• PROBLEM DETAILS: Line by line, restate the listing below without any change.

• EXTRACTED ENTRIES:
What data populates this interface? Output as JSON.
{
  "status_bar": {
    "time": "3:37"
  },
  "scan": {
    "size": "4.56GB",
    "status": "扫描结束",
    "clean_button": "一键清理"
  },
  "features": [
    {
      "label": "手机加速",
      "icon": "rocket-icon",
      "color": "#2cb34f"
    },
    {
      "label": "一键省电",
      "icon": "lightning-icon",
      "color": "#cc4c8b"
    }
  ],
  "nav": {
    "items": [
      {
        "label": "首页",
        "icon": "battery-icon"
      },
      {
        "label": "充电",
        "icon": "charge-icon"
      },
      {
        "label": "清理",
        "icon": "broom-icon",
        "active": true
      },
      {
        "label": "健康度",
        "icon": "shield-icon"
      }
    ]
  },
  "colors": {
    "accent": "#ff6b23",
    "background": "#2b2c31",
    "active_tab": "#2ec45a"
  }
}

• TASK RESPONSE:
What data populates this interface? Output as JSON.
{
  "status_bar": {
    "time": "3:37"
  },
  "scan": {
    "size": "4.56GB",
    "status": "扫描结束",
    "clean_button": "一键清理"
  },
  "features": [
    {
      "label": "手机加速",
      "icon": "rocket-icon",
      "color": "#2cb34f"
    },
    {
      "label": "一键省电",
      "icon": "lightning-icon",
      "color": "#cc4c8b"
    }
  ],
  "nav": {
    "items": [
      {
        "label": "首页",
        "icon": "battery-icon"
      },
      {
        "label": "充电",
        "icon": "charge-icon"
      },
      {
        "label": "清理",
        "icon": "broom-icon",
        "active": true
      },
      {
        "label": "健康度",
        "icon": "shield-icon"
      }
    ]
  },
  "colors": {
    "accent": "#ff6b23",
    "background": "#2b2c31",
    "active_tab": "#2ec45a"
  }
}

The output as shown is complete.